Note: As we go on formatting the partition, it will delete everything from the hard drive, so keep that in mind before proceeding.
- Click on Next.
- If you want you can specify the volume size for the partition using the “Simple volume size in MB” option or click on Next to continue.
- Tap on “Assign the following driver letter” and choose a letter using the drop-down menu.
- Hit the Next button.
- Select “Format this volume with the following settings,” and using the drop-down menu choose the following options:
File system: NFTS
Allocation unit size: Default
Volume label: give any descriptive name for the drive, such as ‘data.’
- Next, check the “Perform a quick format” option.
- Click on Next and then Finish to end the process.
Once you have configured the partitions, the drive will become available to you and can be accessed easily.
Assign Drive Letter
Removable drive partitions with the missing drive letter also tend to not appear in File Manager. So if your computer isn’t recognizing a hard drive, it might be a case of drive letter conflict.
- To fix this problem, search for Disk Management, and click on the relevant result that appears.
- Right-click on the hard drive’s partition with no drive letter and select Change Drive Letter and Paths.
- Click on the “Add” button and choose Assign the following driver letter.
- Next, using the drop-down menu you can select the desired drive letter.
Also, keep in mind that 2 storage volumes can have the same drive letter, but if you connect both drives simultaneously, Windows will automatically assign a new drive letter to one of the drives.
- Click on OK, and you are done with this step.
If your hard drive has any issues regarding the disk management system, it should be fixed by now, considering you’ve implemented the changes mentioned above.
Method 4: Use DiskPart Command Line

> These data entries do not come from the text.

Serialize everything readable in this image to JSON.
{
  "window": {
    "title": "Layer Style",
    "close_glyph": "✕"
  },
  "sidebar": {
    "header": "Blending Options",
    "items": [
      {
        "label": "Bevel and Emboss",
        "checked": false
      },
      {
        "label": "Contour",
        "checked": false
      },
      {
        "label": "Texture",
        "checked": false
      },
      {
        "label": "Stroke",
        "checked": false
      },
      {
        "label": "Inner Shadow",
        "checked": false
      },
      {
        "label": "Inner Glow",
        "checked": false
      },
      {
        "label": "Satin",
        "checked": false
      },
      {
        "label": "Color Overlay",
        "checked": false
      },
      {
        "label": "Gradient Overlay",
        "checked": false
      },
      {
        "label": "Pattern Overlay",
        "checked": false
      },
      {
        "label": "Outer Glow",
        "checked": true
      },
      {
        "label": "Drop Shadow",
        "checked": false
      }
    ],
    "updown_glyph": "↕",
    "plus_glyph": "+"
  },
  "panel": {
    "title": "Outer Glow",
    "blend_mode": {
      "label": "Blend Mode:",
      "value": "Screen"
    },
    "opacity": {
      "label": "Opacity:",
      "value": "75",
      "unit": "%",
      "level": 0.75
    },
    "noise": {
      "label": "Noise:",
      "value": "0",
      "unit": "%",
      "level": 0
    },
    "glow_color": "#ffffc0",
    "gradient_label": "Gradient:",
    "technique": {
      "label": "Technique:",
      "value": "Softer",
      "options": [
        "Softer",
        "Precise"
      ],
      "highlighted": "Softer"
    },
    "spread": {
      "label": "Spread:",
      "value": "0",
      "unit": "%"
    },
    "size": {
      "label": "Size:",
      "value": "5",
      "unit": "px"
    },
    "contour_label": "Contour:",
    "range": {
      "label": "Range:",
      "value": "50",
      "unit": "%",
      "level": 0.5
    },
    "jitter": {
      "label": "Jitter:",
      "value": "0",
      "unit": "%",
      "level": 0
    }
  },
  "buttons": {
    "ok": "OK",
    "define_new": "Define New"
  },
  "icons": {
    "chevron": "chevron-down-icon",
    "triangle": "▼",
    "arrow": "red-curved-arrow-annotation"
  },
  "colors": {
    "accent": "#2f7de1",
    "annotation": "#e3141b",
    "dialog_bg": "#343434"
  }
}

In some rare cases, you may find your hard drive showing up in Disk Management, but the storage volume will not be usable, which means formatting the disk won’t work. Therefore, in such circumstances, you can go for Windows “clean” command. It will erase everything from the removable drive and bring it to a completely unformatted state where you have to configure it from scratch.
So once you have tried everything you could do to fix the problem with your hard drive, but unfortunately, the efforts seem to go into vain. As a last resort, you may want to opt for the DiskPart command-line method.

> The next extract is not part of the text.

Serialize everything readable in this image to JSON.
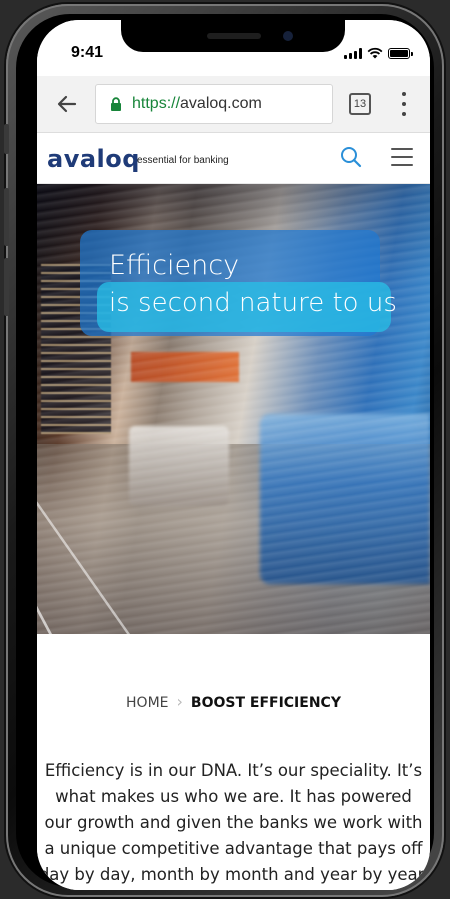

- To get started, type “cmd” in the Windows search bar and select “Run as administrator” for Command Prompt app.
- Now to launch the DiskPart tool, type the following command and hit Enter.

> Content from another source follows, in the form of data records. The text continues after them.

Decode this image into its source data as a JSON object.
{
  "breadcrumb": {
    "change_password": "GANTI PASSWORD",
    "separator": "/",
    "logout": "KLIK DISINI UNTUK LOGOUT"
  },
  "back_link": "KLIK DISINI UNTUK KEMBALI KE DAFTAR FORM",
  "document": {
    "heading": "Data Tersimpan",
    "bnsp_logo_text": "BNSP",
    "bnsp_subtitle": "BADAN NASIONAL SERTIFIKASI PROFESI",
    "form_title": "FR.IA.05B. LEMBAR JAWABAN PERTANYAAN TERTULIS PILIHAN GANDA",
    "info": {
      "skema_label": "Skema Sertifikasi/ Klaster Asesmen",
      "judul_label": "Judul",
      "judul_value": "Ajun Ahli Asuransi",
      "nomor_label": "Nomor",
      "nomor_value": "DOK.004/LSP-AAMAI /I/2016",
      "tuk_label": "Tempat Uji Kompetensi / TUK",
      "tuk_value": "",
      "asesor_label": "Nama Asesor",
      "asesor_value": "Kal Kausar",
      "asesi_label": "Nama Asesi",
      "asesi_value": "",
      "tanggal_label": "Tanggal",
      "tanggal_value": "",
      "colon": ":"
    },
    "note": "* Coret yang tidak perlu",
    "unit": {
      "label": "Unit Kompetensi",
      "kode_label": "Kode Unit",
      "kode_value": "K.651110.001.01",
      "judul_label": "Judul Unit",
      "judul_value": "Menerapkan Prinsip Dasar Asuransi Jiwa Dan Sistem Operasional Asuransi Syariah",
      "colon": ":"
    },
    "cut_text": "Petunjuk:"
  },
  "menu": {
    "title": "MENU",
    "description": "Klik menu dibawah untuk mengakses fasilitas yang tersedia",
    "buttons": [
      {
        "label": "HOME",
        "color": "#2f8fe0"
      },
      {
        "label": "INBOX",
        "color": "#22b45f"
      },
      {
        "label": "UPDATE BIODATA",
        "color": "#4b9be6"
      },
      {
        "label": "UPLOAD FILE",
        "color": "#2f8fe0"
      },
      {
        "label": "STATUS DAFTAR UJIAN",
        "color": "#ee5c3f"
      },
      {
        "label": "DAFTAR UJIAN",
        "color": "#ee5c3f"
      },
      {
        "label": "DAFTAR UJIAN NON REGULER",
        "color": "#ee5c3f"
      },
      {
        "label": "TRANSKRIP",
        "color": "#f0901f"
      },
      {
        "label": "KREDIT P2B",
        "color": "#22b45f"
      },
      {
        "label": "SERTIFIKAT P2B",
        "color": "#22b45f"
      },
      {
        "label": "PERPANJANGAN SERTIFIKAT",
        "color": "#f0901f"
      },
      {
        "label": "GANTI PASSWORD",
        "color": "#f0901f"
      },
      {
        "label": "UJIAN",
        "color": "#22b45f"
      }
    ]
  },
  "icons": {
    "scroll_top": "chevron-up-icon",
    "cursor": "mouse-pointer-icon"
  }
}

- Next, to see the list of available disks, type the following command and hit Enter.
- Type in the following command to select the hard drive that’s not showing up on the PC.
select disk 1
Here, we have selected disk 1 as an example. Make sure you choose the right drive otherwise, you may end up formatting the wrong disk and thus losing all your data that won’t be retrieved.
- Lastly, type the command given below and click Enter to completely erase everything from your hard drive.
Don’t close the DiskPart command Window yet.
As mentioned earlier, “clean-ing” your hard drive will not only erase data from it but everything, including partition and type. So, you’ll have to configure it from starting that will require drive initialization, formatted partition, and assigning a drive letter. You can do it manually using Disk Management (for steps, refer to method 4) or continue using the following commands under the DiskPart tool.
- Type the following command to create a partition and hit Enter.
create partition primary
- Next, type the following to select the newly created partition and hit Enter.
select partition 1
- Command to set the partition as active.
- Command to format the partition with the NTFS file system.
- Command to assign a drive letter.
You can replace “Z” with another drive letter if you wish to.
- Type the following command and hit Enter to complete the hard drive configuration process.
If you have followed all the steps correctly by now, you will be able to access your hard drive.
For the users who have tried all the methods mentioned above, and there are no signs of their PC detecting the hard drive, that means their drive has probably gone dead. In that case, unfortunately, there isn’t much you could do.